Thank you to everyone who joined us for this session!
For this session, we read an excerpt from Hope in the Dark by Rebecca Solnit, posted below.
Our prompt was: Write about light and darkness.
Twenty-two participants, at least two new people, from Canada, the United Kingdom, and the United States were joined this evening not only by an excerpt from Hope in the Dark by Rebecca Solnit, but also by our shared hope to see The Great Conjunction in the night sky. Only one person (in New York City) witnessed the “and” of Jupiter and Saturn; a person (on the west coast) still waited for nightfall.
In Solnit’s paragraph about celestial light as guides for moths and other insects and the disorientation and danger caused by candles and electric light bulbs, we noticed: the initial sentences gaining intensity in “strong sentences” cautioning humans about setting impossible goals, with hopes pinned only on arrival at some heaven or utopia that can lead to activist burnout and/or alienating others. We were reminded of Icarus’s wax wings and the Bruegel painting (which we looked at together in April, blog post here), of the mural “Everything the Light Touches” (which we looked at together in August, blog post here) and of the song “Blinded by the Light.” One sentence that drew us to it stated that, for moths, “to arrive is a calamity.” We wondered why moths have not adapted to light on earth and contemplated our own intentions and expectations regarding paths and destinations. We considered differing perspectives and beliefs: some look up and see “heaven” and others see the sky made of gases. In light of this evening’s Conjunction, one person said that scientists call “Jupiter and Saturn” that which her mother called “The Christmas Star.” Many were drawn to the conclusion that “aiming high is a goal, not a destination”, and a shared commitment to cherish – and learn from – each journey. We also reflected on the power of heavenly bodies, which we saw as physical planets and philosophical ideas: “just think,” one participant observed. “the moon can move the sea”.
Before writing about light and darkness, we looked at images of artifacts, which are part of earthly rituals, and a sliver of light and visible darkness in space. In the chat, individual reactions included:
“I feel small.”
“Stretch to climb out of darkness.”
“Wait without hope,” attributed to T.S. Eliot.
After writing for four minutes, we listened to four readers.
One first-person narration groped in the dark “arms outstretched” to feel the way before seeing a “golden orb” and feeling welcomed by its light. That reading prompted others to hear both uncertainty and certainty. Another listener was reminded of a climb on Mt. St. Helens–arms outstretched–and arriving at the solidness of a ladder.

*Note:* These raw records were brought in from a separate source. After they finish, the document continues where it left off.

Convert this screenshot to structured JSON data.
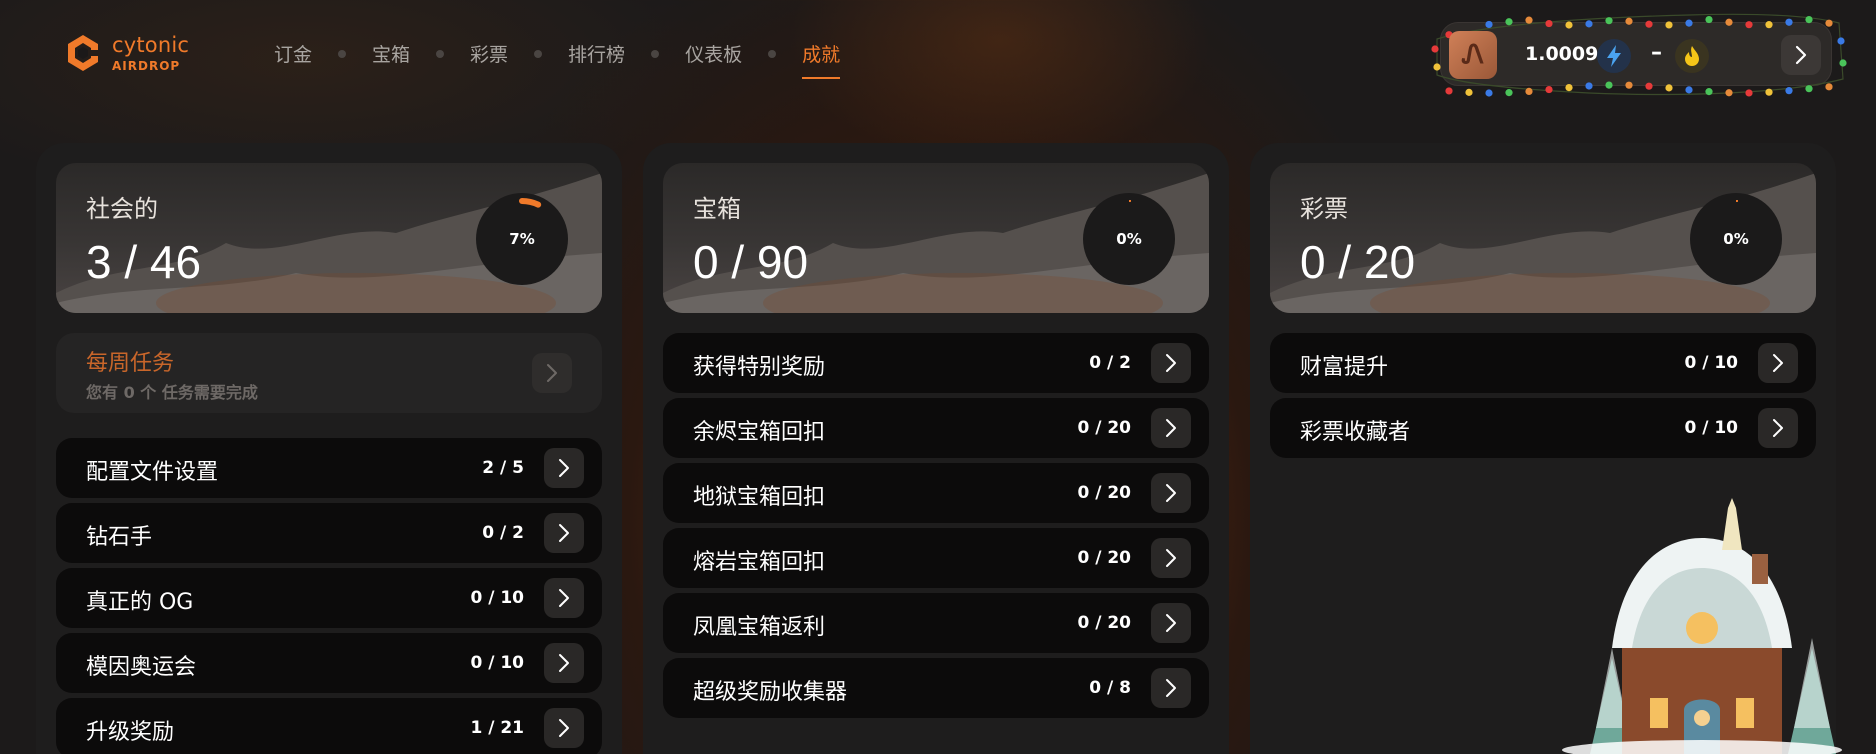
{
  "brand": {
    "name": "cytonic",
    "sub": "AIRDROP",
    "color": "#f07a2a"
  },
  "nav": {
    "items": [
      {
        "label": "订金",
        "active": false
      },
      {
        "label": "宝箱",
        "active": false
      },
      {
        "label": "彩票",
        "active": false
      },
      {
        "label": "排行榜",
        "active": false
      },
      {
        "label": "仪表板",
        "active": false
      },
      {
        "label": "成就",
        "active": true
      }
    ]
  },
  "wallet": {
    "avatar_glyph": "Ꮑ",
    "balance": "1.0009",
    "streak": "–",
    "icons": [
      "bolt-icon",
      "flame-icon",
      "chevron-right-icon"
    ]
  },
  "sections": [
    {
      "title": "社会的",
      "count": "3 / 46",
      "percent_label": "7%",
      "progress": 0.07,
      "weekly": {
        "title": "每周任务",
        "subtitle": "您有 0 个 任务需要完成"
      },
      "rows": [
        {
          "label": "配置文件设置",
          "count": "2 / 5"
        },
        {
          "label": "钻石手",
          "count": "0 / 2"
        },
        {
          "label": "真正的 OG",
          "count": "0 / 10"
        },
        {
          "label": "模因奥运会",
          "count": "0 / 10"
        },
        {
          "label": "升级奖励",
          "count": "1 / 21"
        }
      ]
    },
    {
      "title": "宝箱",
      "count": "0 / 90",
      "percent_label": "0%",
      "progress": 0.0,
      "rows": [
        {
          "label": "获得特别奖励",
          "count": "0 / 2"
        },
        {
          "label": "余烬宝箱回扣",
          "count": "0 / 20"
        },
        {
          "label": "地狱宝箱回扣",
          "count": "0 / 20"
        },
        {
          "label": "熔岩宝箱回扣",
          "count": "0 / 20"
        },
        {
          "label": "凤凰宝箱返利",
          "count": "0 / 20"
        },
        {
          "label": "超级奖励收集器",
          "count": "0 / 8"
        }
      ]
    },
    {
      "title": "彩票",
      "count": "0 / 20",
      "percent_label": "0%",
      "progress": 0.0,
      "rows": [
        {
          "label": "财富提升",
          "count": "0 / 10"
        },
        {
          "label": "彩票收藏者",
          "count": "0 / 10"
        }
      ]
    }
  ],
  "colors": {
    "accent": "#f07a2a",
    "background": "#1b1919",
    "card": "#1e1d1d",
    "row": "#0c0b0b",
    "weekly_title": "#c9662a"
  }
}
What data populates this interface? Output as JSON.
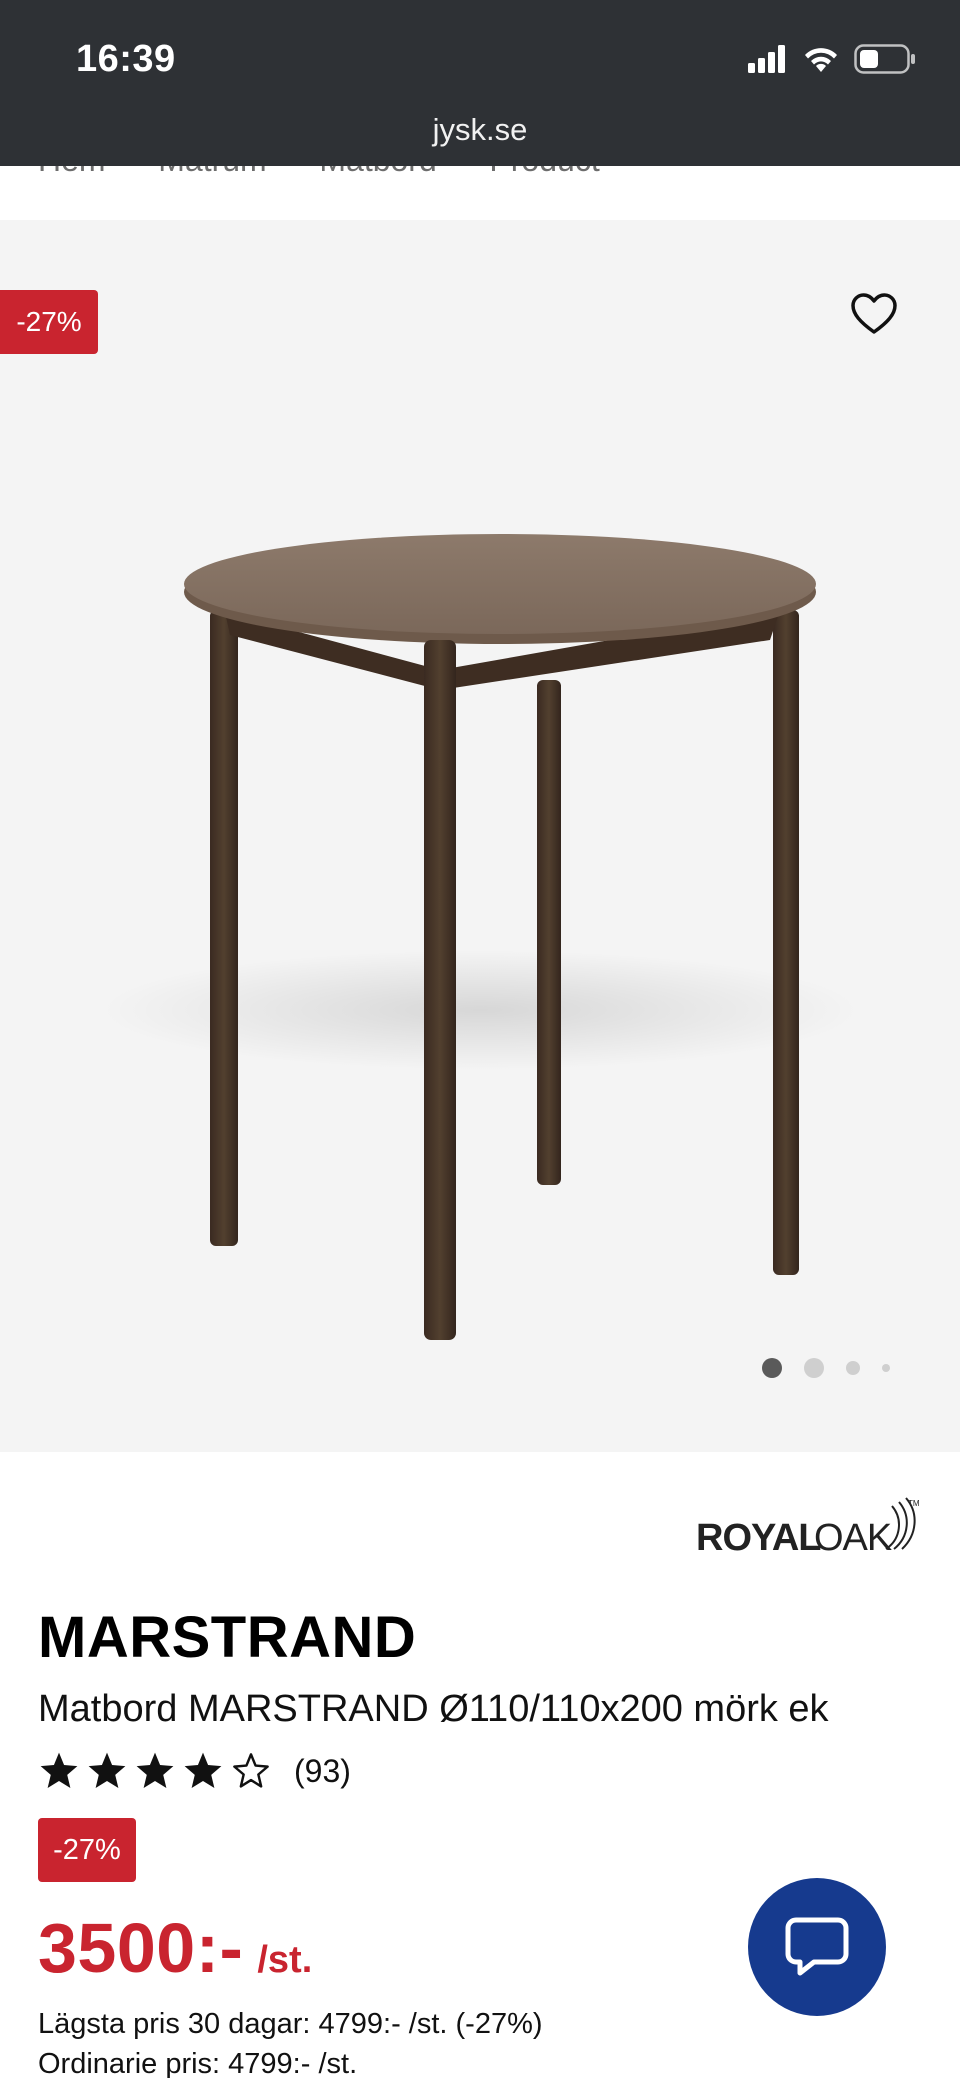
{
  "status_bar": {
    "time": "16:39",
    "url": "jysk.se",
    "icons": [
      "signal-icon",
      "wifi-icon",
      "battery-icon"
    ]
  },
  "breadcrumb": {
    "items": [
      "Hem",
      "Matrum",
      "Matbord",
      "Product"
    ]
  },
  "gallery": {
    "discount_badge": "-27%",
    "favorite_icon": "heart-icon",
    "image_description_icon": "dining-table-image",
    "slide_count": 4,
    "active_slide": 1
  },
  "product": {
    "brand": "ROYALOAK",
    "brand_trademark": "TM",
    "name": "MARSTRAND",
    "description": "Matbord MARSTRAND Ø110/110x200 mörk ek",
    "rating_value": 4.0,
    "rating_max": 5,
    "rating_count": "(93)",
    "discount_badge": "-27%",
    "price": "3500:-",
    "price_unit": "/st.",
    "lowest_price": "Lägsta pris 30 dagar: 4799:- /st. (-27%)",
    "regular_price": "Ordinarie pris: 4799:- /st."
  },
  "chat": {
    "icon": "chat-bubble-icon"
  },
  "colors": {
    "status_bar_bg": "#2e3135",
    "discount_red": "#c9242f",
    "price_red": "#c9242f",
    "chat_blue": "#163a8e",
    "gallery_bg": "#f4f4f4"
  }
}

Another person wrote of seeing by a kitchen lamp and the light of her computer, of “big, bad corporate” technologists sitting together “without a specific goal” and ending up with Zoom, the unanticipated discovery that was allowing her to see the faces of others and feel connected to twenty-two souls. That reading reached us as “a performance piece.” A third reading contemplated truth and light, examining their meaning, admitting “This is hard” and asking “What is truth?” and wondering about the sources and direction of light shining on truth. The fourth reading made characters of light and dark, anthropomorphizing these properties as siblings–conjoined twins–taking turns, each offering the other rest when day turns to night and night turns to day.
We concluded the evening–and 2020’s Monday Evening Narrative Medicine VGS gatherings–with a PowerPoint slide wishing a wonderful, restful, healthy end to 2020 and fabulous beginning to 2021, until we Zoom again. Blessings and good will echoed in the chat.
Thank you everyone for nine months of reading and writing together.
Participants are warmly encouraged to share what you wrote below (“Leave a Reply”), to keep the conversation going here, bearing in mind that the blog of course is a public space where confidentiality is not assured.
Also, we would love to learn more about your experience of these sessions, so if you’re able, please take the time to fill out a follow-up survey of one to two quick questions!
Please join us for our next session Wednesday, December 23rd at 12pm EST. After that, we will be taking a brief break for the holiday season, with the hope that we will all be able to find time to celebrate, even if remotely, with family and friends, and enter the new year in health and safety. We will be recommencing with our virtual group sessions starting Monday January 11th at 6pm EST, with registration now open on our Live Virtual Group Sessions page.
Moths and other nocturnal insects navigate by the moon and stars. Those heavenly bodies are useful for them to find their way, even though they never get far from the surface of the earth. But lightbulbs and candles send them astray; they fly into the heat or the flame and die. For these creatures, to arrive is a calamity. When activists mistake heaven for some goal at which they must arrive, rather than an idea to navigate Earth by, they burn themselves out, or they set up a totalitarian utopia in which others are burned in the flames. Don’t mistake a lightbulb for the moon, and don’t believe the moon is useless unless we land on it.
Solnit, Rebecca. Hope in the Dark (2016) “Getting the Hell Out of Paradise.” P. 79